Saturday, August 17, 2013


Choice is one of the great human freedoms. It comes up frequently existential psychotherapy, and not just in the sense of, "I have to make a choice between options." The choices that we make each day--how we greet our day, what we eat, how we work--all come together to create the life we lead. 

We have to choose some things over others. Will we choose to go to college, or will we learn a trade? Will we spend our free afternoon reading or painting? Will we go to the gym or go home and watch television? Will we work overtime or will we spend time with our family?

The necessity of choice is real. We do not have time to do everything, and we really cannot “have it all.” Since we must choose, the important question is “What do we choose?”

We can recognize that our choices either bring us closer to who we are and want to be, or they take us farther away from ourselves. In my experience, the people who make the choices to bring themselves closer to who they are are the people who thrive.

And in order to make choices that bring us closer to who we are, we first have to know ourselves at our core.
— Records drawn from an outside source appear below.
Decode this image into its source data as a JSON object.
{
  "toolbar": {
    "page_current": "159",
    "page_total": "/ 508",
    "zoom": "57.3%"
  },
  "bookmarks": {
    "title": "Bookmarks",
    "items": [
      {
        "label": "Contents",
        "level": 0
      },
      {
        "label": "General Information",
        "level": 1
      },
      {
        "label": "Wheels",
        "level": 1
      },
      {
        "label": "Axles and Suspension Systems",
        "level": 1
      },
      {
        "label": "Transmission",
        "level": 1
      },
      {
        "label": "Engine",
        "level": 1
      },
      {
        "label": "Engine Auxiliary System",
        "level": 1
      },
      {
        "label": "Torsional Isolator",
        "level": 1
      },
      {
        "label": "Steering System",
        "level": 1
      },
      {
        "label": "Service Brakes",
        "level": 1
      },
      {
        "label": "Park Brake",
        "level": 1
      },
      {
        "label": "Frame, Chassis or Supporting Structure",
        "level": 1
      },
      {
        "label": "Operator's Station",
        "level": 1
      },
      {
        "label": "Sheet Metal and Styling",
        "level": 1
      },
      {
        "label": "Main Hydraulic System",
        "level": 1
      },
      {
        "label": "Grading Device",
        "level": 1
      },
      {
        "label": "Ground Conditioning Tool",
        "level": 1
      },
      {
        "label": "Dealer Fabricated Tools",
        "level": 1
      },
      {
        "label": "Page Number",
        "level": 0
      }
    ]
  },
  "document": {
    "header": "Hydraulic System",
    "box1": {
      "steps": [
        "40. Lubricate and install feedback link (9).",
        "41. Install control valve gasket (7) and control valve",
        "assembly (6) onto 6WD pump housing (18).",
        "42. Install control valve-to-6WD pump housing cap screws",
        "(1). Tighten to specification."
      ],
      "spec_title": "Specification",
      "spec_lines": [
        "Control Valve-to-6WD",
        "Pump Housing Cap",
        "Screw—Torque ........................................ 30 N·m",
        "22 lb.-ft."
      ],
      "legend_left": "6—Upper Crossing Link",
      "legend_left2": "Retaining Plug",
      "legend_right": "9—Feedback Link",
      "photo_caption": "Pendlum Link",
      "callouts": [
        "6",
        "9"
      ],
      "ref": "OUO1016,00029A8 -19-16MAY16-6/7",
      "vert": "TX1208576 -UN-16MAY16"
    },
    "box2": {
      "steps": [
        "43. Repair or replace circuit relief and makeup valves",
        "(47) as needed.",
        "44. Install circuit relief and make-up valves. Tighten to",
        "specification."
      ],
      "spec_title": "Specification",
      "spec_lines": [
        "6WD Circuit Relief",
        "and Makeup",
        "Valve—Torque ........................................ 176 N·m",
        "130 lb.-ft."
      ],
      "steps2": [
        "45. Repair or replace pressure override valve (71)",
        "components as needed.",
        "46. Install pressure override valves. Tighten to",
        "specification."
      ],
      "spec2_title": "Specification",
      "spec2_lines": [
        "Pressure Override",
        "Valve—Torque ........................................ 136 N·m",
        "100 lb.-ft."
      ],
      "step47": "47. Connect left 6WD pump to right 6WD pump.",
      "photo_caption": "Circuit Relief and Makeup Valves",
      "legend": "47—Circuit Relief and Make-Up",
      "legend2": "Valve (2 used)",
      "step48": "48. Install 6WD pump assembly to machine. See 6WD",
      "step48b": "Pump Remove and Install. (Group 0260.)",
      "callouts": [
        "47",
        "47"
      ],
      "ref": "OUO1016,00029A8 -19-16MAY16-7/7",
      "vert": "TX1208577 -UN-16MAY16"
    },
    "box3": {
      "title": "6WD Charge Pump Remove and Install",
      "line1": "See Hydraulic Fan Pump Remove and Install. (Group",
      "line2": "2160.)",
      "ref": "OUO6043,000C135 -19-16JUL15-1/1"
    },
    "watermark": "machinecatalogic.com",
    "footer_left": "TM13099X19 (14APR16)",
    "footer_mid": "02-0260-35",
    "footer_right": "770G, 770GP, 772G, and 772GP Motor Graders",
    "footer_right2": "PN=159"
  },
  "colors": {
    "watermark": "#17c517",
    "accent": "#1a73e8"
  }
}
Over the door of my office there is a small inscription--”Know thyself.” I borrow the poetic turn of that phrase from the Oracle at Delphi, but the fundamental truth--that knowing ourselves leads us to walking in the world with authenticity--remains the same 4,000 years after it was originally inscribed.

And what do I do, then, when I constantly feel that I am making choices that are “not who I am?” I had a client who continually stated that his life was not what he wanted it to be. Eventually, I confronted this by saying, “Yes, but this is the life you have. More than that—this is the life you made, the life you chose.”

In those honest moments, we have to admit that is possible that the person we are is not the person that we want to be. And then I have another choice: Am I going to do something about it?

No comments:

Post a Comment